When I have fears that I may cease to be
Keats' brand of love is the stuff that romantic legends are made of… if only he could ever feel any of it himself. When Keats writes of love, it's not just of a pair of fine eyes. That would be waaaaay too easy. Nope, his love is HUGE and IMPOSSIBLE and always, always tinged with a healthy dose of despair. We get the feeling that Keats would have been a whole lot happier as a knight in shining armor, complete with a huge white horse. Turns out that the 19th century wasn't so full of castles and giants to conquer and damsels to rescue – so Keats is left dreaming of a love that ultimately remains available only in his imagination.

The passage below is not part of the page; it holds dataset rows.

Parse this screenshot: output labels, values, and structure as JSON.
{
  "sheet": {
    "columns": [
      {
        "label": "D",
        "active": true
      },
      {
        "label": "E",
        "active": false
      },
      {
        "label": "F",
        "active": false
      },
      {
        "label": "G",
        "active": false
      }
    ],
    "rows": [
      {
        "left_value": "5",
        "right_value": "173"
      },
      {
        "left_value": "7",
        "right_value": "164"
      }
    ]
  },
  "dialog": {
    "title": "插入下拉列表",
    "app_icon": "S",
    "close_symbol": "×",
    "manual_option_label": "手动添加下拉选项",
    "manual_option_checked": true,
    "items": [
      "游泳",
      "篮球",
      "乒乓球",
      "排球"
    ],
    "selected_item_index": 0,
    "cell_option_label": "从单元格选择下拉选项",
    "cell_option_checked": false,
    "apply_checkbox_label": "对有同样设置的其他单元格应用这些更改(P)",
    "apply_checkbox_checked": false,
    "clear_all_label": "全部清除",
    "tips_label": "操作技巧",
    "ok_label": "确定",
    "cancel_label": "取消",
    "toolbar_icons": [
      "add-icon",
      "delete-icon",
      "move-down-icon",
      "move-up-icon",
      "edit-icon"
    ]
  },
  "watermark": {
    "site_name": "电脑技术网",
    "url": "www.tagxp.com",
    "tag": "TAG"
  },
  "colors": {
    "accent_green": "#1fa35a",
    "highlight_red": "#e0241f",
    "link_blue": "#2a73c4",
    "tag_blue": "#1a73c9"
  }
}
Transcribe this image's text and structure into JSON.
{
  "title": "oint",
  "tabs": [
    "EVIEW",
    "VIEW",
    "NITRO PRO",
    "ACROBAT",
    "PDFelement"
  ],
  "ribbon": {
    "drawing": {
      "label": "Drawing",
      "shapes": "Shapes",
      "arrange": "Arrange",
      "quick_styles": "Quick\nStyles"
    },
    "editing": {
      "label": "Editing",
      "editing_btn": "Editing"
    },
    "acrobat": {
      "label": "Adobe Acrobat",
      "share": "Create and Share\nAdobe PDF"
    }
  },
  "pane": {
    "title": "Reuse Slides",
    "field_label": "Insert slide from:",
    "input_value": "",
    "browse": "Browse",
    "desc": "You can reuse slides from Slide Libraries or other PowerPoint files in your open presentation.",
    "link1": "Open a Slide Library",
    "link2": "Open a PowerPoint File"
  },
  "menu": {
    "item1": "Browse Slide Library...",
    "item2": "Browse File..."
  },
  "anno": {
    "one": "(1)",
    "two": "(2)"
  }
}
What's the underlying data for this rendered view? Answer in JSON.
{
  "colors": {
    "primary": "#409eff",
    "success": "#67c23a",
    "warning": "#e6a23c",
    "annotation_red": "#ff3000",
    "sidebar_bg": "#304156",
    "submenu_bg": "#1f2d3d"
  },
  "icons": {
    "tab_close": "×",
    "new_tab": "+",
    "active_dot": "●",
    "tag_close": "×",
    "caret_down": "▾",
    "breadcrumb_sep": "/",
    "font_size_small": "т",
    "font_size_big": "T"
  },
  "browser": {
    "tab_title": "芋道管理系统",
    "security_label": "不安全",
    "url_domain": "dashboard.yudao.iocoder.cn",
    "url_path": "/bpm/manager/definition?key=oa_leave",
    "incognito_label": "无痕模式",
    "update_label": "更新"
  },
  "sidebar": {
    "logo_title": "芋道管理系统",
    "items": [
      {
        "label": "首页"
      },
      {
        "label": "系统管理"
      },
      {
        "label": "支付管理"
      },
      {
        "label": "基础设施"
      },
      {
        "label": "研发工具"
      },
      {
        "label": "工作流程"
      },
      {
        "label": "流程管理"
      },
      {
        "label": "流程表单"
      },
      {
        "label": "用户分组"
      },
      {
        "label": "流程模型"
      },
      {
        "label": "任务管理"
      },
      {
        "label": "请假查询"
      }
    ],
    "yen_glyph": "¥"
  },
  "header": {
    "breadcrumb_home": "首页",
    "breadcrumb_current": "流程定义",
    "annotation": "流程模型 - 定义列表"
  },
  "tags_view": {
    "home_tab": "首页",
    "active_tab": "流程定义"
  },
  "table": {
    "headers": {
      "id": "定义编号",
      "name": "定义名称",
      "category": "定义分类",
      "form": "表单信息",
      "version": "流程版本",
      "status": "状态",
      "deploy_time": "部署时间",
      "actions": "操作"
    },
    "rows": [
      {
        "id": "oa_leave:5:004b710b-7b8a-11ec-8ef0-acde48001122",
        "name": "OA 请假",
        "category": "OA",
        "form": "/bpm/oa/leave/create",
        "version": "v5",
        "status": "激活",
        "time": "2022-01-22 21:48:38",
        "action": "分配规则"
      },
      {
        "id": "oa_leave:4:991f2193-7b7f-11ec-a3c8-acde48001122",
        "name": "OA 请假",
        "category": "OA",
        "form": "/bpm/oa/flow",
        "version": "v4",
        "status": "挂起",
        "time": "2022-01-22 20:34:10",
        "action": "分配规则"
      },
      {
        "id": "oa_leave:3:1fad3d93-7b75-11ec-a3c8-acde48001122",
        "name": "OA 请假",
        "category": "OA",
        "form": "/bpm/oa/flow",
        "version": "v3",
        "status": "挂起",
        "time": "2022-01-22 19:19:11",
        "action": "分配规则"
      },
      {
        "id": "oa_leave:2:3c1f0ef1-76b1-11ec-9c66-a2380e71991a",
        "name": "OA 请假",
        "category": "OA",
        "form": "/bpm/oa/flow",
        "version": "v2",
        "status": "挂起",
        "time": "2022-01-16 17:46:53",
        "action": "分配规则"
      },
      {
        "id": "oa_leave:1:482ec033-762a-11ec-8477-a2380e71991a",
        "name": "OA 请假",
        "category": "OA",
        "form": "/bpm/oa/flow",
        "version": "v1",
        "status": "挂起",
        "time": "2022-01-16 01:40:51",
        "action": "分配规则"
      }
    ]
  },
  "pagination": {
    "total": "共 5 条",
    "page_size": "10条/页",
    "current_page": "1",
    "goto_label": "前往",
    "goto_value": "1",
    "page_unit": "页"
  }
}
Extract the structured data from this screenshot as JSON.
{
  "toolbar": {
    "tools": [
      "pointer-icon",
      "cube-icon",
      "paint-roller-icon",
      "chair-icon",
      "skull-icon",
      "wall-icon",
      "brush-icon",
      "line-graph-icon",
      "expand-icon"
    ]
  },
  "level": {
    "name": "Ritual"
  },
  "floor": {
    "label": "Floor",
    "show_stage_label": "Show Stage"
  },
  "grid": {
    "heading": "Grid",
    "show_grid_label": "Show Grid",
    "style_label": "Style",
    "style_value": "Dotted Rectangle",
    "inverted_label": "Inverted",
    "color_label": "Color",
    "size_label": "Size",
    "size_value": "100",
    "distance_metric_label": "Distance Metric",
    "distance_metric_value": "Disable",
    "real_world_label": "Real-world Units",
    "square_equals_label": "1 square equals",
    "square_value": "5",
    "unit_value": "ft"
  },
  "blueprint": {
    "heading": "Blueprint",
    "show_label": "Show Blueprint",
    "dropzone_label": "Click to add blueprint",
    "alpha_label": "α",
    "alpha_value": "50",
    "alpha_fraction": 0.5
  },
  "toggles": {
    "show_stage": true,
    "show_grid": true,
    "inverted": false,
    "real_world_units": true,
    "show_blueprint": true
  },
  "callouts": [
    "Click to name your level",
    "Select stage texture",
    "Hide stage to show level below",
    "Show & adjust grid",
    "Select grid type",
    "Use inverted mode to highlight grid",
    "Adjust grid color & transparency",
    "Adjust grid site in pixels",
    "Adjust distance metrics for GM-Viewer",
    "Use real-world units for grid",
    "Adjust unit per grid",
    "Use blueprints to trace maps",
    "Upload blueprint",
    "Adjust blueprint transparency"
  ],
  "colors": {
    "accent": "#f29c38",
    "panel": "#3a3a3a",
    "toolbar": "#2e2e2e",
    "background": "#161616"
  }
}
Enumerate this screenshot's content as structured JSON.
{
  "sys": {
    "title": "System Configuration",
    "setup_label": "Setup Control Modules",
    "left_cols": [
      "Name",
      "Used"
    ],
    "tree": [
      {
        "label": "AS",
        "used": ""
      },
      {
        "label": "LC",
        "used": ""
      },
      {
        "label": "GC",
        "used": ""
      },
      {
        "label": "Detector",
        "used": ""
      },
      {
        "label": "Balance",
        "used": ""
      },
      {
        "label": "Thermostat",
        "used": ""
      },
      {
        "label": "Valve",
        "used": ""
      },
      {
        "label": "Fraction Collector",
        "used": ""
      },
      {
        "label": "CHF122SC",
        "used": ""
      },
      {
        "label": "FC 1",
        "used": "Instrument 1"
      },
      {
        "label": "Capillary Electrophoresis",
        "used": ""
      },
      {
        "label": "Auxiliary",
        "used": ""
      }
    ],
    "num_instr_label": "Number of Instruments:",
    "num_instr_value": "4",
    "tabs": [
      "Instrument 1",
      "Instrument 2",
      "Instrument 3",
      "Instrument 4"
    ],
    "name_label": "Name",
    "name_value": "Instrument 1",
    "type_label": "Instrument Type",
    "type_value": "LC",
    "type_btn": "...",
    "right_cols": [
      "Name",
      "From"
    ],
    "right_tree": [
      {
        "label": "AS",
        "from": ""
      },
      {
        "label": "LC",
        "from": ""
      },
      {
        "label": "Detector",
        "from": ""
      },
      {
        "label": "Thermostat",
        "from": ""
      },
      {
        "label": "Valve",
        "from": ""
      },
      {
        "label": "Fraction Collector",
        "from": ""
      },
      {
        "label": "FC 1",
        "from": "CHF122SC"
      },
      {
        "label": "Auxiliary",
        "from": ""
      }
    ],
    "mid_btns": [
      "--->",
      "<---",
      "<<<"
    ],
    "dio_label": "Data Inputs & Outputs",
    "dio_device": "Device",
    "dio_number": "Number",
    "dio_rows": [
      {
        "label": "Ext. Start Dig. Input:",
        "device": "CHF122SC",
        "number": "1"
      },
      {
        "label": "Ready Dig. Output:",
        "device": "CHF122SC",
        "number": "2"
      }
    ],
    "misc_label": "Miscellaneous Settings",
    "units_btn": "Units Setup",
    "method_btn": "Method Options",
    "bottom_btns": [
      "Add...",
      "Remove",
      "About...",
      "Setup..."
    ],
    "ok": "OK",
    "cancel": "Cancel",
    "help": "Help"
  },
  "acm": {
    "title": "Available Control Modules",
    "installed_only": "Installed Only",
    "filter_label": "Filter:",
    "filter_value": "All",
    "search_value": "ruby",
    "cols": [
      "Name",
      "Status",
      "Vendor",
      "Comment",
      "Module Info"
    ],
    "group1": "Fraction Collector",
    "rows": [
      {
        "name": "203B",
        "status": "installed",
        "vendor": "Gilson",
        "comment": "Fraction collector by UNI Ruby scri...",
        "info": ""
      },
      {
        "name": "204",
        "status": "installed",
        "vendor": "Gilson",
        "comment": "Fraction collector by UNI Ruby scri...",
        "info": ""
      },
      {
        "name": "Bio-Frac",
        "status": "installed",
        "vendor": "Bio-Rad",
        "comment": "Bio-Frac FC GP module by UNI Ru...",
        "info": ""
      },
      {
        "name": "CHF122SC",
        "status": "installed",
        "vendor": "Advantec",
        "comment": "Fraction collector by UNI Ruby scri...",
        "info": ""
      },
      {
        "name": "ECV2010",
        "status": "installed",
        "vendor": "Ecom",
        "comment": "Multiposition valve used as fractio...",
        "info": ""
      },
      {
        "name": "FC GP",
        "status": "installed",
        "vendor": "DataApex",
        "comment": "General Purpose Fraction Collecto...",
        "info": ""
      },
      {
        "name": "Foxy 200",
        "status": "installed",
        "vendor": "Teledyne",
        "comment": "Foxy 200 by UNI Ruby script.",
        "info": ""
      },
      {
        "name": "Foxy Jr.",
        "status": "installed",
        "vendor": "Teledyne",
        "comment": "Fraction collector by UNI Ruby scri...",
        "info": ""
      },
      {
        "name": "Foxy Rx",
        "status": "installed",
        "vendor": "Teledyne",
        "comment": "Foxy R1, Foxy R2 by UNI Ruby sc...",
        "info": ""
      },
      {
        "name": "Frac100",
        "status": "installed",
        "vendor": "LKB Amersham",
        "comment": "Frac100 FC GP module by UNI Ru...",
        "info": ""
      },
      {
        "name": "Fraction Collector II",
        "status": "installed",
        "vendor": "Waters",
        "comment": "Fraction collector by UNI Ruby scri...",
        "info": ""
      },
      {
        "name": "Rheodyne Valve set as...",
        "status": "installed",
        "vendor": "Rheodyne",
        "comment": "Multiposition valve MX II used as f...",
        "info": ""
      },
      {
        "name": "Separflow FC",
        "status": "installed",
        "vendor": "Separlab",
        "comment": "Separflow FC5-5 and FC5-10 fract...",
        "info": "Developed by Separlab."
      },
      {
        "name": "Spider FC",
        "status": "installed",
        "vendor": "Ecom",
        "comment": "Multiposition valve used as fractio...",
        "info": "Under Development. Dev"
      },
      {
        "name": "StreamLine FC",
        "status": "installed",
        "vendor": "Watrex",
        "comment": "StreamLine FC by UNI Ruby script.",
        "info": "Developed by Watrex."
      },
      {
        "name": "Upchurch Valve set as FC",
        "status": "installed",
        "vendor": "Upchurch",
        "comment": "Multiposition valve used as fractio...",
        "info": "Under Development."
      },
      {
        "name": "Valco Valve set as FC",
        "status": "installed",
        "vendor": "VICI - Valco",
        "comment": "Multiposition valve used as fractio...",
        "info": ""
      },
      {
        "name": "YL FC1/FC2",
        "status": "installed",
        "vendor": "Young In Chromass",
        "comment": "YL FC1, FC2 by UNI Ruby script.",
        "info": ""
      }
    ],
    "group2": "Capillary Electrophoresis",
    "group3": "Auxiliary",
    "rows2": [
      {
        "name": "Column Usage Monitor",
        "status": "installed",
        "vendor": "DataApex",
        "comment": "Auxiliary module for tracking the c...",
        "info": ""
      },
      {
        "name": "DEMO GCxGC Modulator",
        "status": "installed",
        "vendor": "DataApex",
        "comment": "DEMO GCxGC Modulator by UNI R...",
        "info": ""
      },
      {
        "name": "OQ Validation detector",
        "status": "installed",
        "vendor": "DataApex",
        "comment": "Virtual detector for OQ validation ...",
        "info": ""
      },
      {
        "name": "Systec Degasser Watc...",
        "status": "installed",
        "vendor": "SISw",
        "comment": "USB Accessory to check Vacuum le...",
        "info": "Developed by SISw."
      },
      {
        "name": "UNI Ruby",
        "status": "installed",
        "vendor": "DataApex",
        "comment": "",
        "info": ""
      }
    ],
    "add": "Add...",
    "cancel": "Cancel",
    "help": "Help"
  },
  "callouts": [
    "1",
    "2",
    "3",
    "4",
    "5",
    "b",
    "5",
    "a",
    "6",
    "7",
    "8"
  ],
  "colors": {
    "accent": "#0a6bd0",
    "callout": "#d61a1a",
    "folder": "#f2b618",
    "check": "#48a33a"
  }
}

Questions About Love
- Does it sound like the speaker has ever been in a real relationship? How can you tell?
- Do you think that love is a positive emotion in this poem? Why or why not?
- Is love as fickle as Keats' speaker seems to think it is?
- Do you feel like this is an accurate description of the way love affects a person? Why or why not?
Chew on This
The speaker's vision of love is unrealistic. Even if he lived to a ripe old age, he would never experience the kind of love described here.